Leadership essentials: What matters most for education 2022?

Leadership essentials: What matters most for education 2022?

Throughout The Educator’s Leadership Essentials series, we have been asking sector leaders from across Australia’s education landscape about what can be done to make meaningful improvements in key areas such as duty of care, legal compliance, and risk mitigation.

In this article, we look at what matters most for Australian education in 2022 and reveal the key priorities of system leaders as they embark on a new school year.

Andrew Pierpoint, president of the Australian Secondary Principals' Association (ASPA) says many principals are highly focussed on creating an environment that is about ‘getting back to normal’ – for staff, students, parents and the broader school community.

“To necessitate this, a conscious and intended agenda of not tackling new initiatives and letting the school and community ‘take a breath’ for a period of time is very important,” Pierpoint told The Educator.

“The skill of the school leader is to know when the time is to address new initiatives in the school – an equally important part of recovery. I am very confident that Principals in our secondary schools will strike the correct balance.”

Catholic Secondary Principals Australia (CaSPA) president, Ann Rebgetz, said a high ranked leadership priority will be ensuring there is always strong leadership at the helm.

“This means investing in developing the leadership capital of the senior leadership team of the school and ensuring that all are leading strategically and as a team,” Rebgetz told The Educator.

“Again, in being strategic, developing capacity of Middle Leaders and Teachers will have far reaching effects. The blueprint and vision of the school needs to be clear to facilitate all being on the one page.”

Rebgetz said commitment to the ethos and culture of the school inclusive of the faith of the community will provide impetus, collaboration and focus to achieve the local, national, and global goals for schools, taking into account their specific contexts.

“Understanding culturally diverse learners to create a more equitable society enabling potential to be maximized underpins all that we do. Leading well in resourcing is again crucial to outcomes.”

Association of Heads of Independent Schools of Australia (AHISA) president, Beth Blackwood, said there has been such rapid technological and social transformation this century that all school leaders in some form or another have had to work in the present while investing in the future.

“COVID-19 accelerated that change. I expect to see further innovations emerging this year in accommodating student agency and student voice – for example through self-directed learning,” Blackwood told The Educator.

“As well as fresh approaches in teaching and learning, we are likely to see experimentation in schools with trends that are having a big impact in post-school education, such as micro-credentialling and digital passports.”

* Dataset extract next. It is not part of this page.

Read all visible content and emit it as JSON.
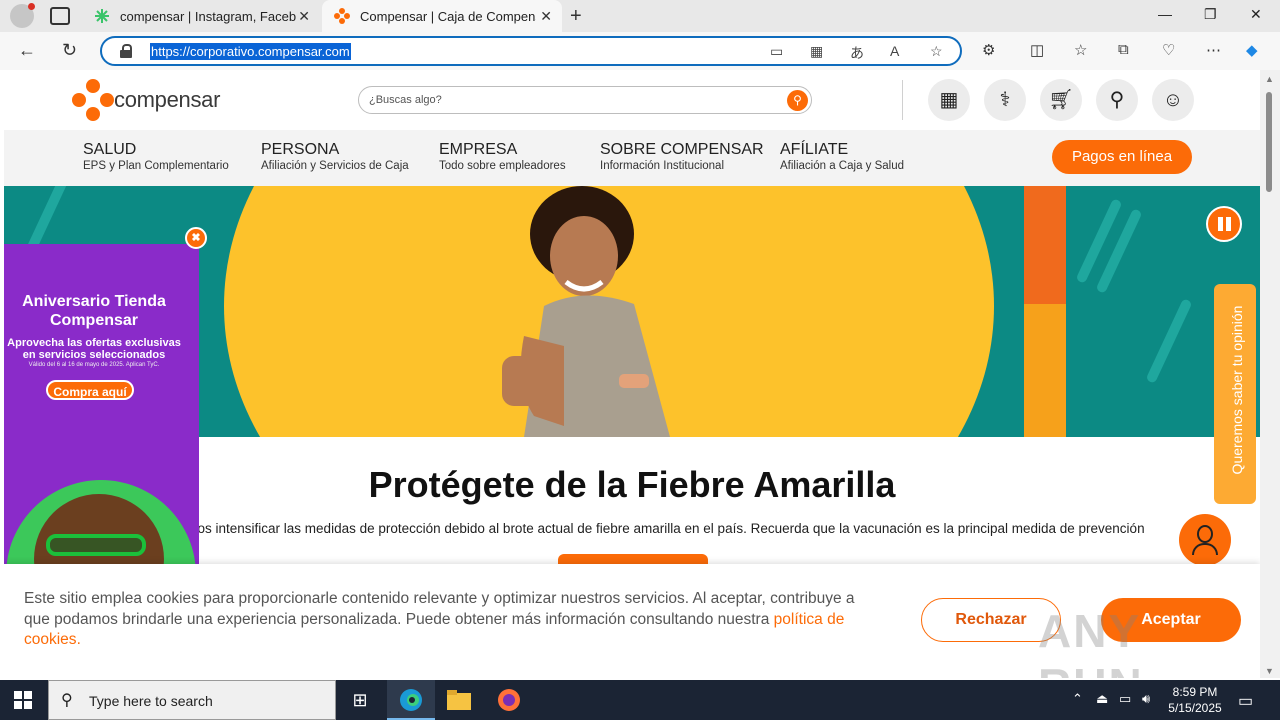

In terms of school operations, says Blackwood, independent school principals are likely to be prioritising every aspect of staff wellbeing and development.

“Accommodating shifting expectations and life situations among teachers has been underway for several years, but has been made more complex by COVID,” she said.

“We are likely to see workforce issues – whether in recruiting or retaining staff or in meeting timetabling requirements – challenging principals in all sectors.”

Matthew Johnson, president of the Australian Special Education Principals Association (ASEPA), said systems and sectors need to reassure parents that special schools will continue to be allocated the appropriate resources to adequately staff and support students in the long term.

“Our schools and leaders need pre-service teacher preparation providers to consider making special education subjects compulsory within initial teacher preparation programs to provide our students with the quality and qualified staff that they need and deserve,” Johnson told The Educator.

“Our leaders need to be allocated sufficient funding and time to ensure professional development is in place for teachers and the support staff within special schools if inclusive education is to be achieved for all. Finally, systems need to ensure principal and leader wellbeing within the specialist education sector be made a priority for research and provided with tangible resources and supports.”